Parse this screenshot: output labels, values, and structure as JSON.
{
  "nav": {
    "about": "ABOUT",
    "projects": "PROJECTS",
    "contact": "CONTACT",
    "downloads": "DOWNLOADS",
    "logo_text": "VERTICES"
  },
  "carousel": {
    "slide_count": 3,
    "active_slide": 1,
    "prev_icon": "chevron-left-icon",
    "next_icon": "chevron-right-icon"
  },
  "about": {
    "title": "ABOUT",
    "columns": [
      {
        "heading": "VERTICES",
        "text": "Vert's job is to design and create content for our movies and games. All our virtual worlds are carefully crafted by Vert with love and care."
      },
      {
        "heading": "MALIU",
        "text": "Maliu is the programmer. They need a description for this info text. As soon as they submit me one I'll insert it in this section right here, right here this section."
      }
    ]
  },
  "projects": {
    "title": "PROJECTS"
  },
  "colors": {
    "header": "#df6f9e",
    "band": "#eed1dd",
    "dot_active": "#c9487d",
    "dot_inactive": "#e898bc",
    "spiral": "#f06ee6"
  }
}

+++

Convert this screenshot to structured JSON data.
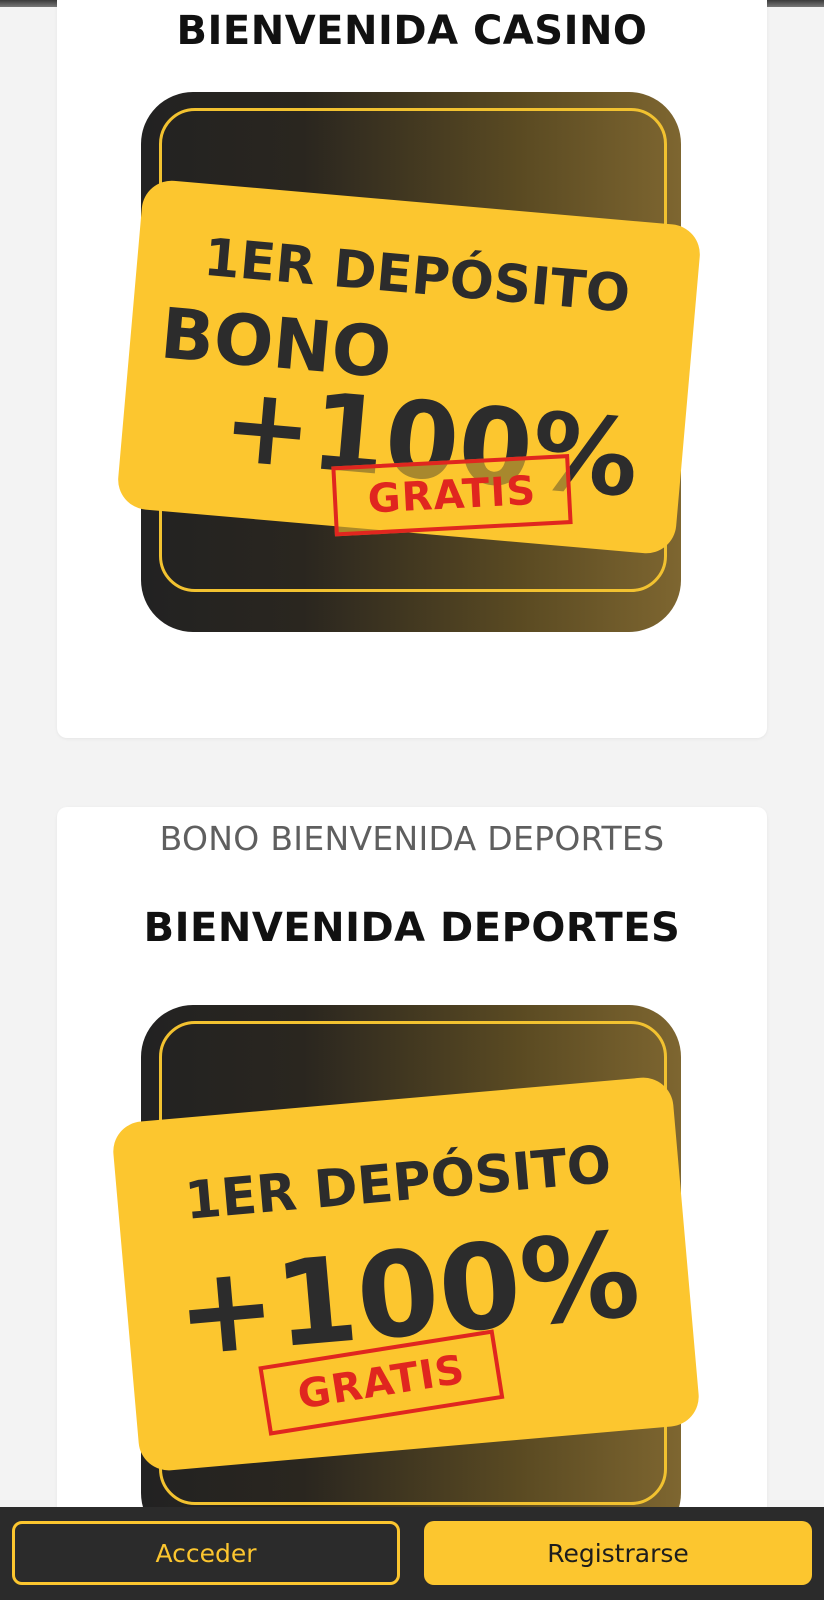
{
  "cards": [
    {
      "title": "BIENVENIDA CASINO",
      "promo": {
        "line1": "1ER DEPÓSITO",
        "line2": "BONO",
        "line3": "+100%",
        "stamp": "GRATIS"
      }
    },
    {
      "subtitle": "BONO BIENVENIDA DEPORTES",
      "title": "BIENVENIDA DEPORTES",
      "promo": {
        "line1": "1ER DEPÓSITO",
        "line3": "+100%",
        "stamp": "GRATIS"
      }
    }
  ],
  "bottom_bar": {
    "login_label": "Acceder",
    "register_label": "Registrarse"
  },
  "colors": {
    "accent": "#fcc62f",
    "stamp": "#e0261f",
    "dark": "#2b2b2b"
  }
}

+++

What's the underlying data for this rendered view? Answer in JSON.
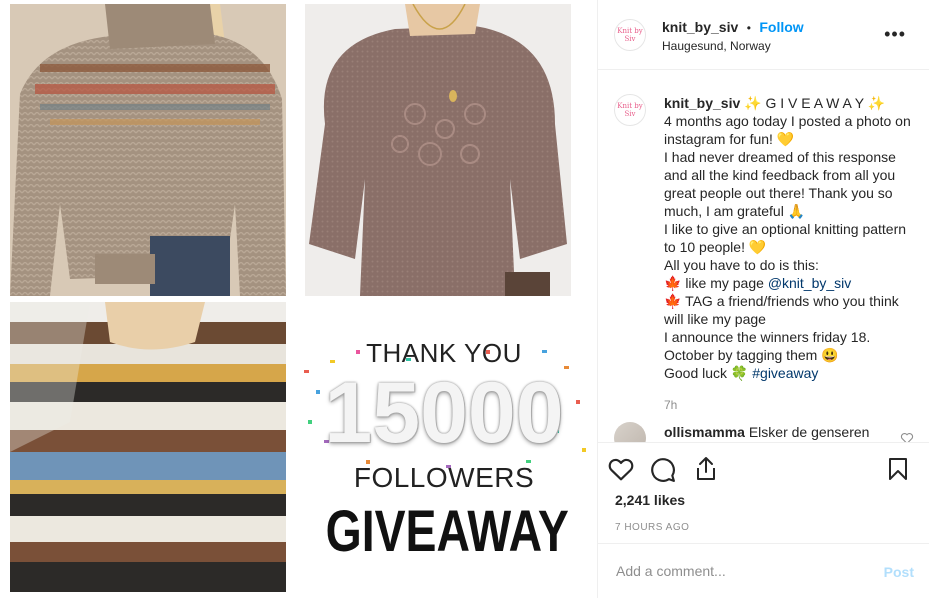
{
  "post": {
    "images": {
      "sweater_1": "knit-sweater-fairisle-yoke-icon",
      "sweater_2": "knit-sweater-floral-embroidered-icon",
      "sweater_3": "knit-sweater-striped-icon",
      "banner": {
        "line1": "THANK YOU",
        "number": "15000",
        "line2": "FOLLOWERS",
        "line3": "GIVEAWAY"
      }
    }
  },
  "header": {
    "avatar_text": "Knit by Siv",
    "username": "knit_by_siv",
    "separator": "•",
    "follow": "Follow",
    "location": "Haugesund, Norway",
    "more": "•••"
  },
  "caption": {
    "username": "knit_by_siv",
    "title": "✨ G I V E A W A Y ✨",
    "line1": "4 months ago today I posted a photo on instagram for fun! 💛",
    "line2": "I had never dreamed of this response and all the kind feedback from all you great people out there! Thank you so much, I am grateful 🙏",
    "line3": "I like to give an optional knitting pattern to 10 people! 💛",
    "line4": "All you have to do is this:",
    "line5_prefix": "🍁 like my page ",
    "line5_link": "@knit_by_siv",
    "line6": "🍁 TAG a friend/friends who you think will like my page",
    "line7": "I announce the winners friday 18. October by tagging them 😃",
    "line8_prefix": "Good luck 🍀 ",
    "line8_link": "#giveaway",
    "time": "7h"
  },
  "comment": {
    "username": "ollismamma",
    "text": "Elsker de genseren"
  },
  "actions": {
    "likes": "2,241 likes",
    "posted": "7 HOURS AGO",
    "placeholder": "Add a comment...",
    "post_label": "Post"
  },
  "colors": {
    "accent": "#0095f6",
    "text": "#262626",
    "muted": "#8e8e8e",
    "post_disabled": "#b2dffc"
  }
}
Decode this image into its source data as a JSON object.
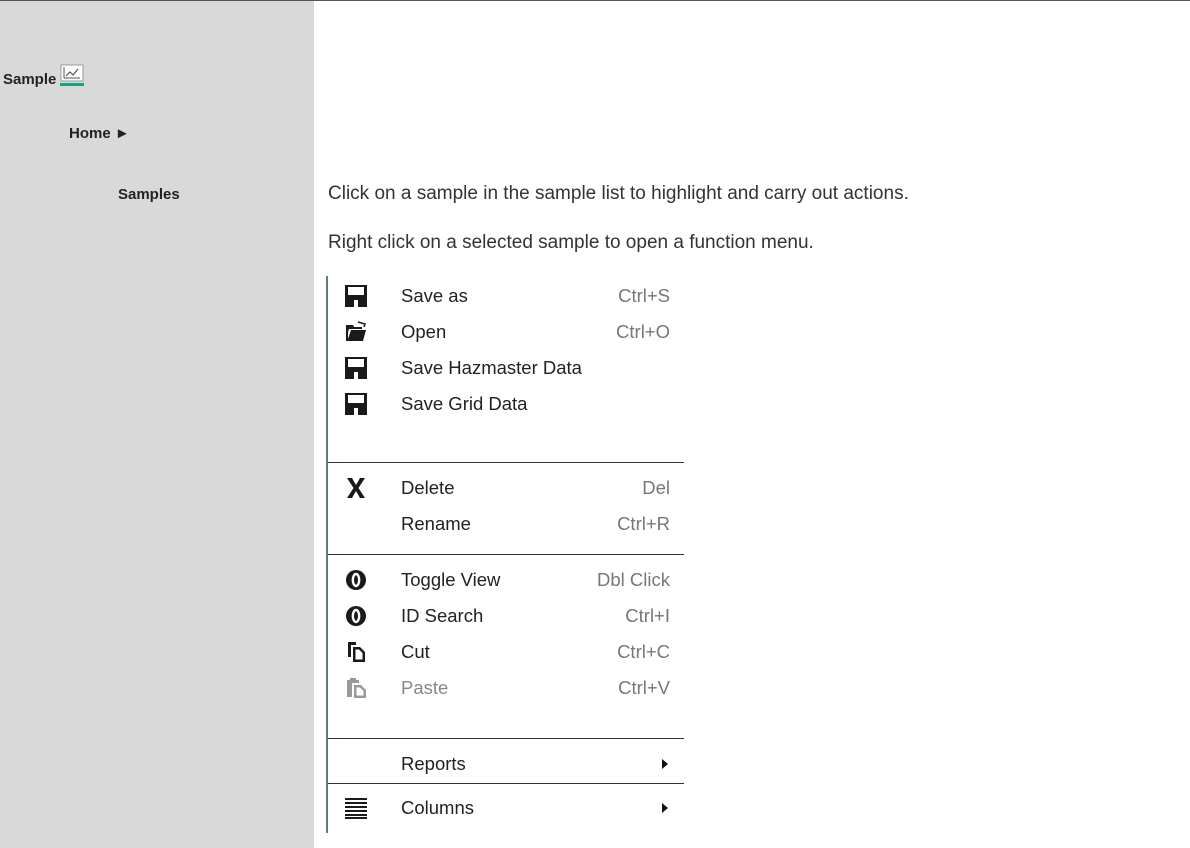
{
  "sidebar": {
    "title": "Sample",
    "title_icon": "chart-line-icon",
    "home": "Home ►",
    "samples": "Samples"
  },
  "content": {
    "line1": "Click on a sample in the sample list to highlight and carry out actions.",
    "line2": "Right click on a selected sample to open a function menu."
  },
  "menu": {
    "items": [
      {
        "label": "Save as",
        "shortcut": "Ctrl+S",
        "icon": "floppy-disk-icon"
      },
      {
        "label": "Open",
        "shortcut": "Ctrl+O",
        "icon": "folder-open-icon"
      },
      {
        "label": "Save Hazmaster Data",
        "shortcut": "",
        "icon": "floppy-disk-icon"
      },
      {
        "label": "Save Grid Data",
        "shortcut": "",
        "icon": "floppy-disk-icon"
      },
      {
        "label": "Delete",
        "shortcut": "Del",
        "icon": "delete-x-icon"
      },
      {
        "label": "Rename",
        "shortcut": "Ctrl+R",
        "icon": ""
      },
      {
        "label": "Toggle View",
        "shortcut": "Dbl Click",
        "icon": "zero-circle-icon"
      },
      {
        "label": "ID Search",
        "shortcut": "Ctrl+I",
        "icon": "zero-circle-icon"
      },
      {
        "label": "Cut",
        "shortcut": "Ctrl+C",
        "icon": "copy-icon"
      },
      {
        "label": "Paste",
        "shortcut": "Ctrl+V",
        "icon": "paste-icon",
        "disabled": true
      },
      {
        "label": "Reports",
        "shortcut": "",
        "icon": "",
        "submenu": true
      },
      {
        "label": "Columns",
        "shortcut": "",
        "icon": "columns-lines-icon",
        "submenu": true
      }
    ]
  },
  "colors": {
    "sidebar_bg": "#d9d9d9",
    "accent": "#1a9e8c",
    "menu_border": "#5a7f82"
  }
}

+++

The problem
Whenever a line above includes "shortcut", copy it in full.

Exercise output
        "shortcut": "Ctrl+S",
        "shortcut": "Ctrl+O",
        "shortcut": "",
        "shortcut": "",
        "shortcut": "Del",
        "shortcut": "Ctrl+R",
        "shortcut": "Dbl Click",
        "shortcut": "Ctrl+I",
        "shortcut": "Ctrl+C",
        "shortcut": "Ctrl+V",
        "shortcut": "",
        "shortcut": "",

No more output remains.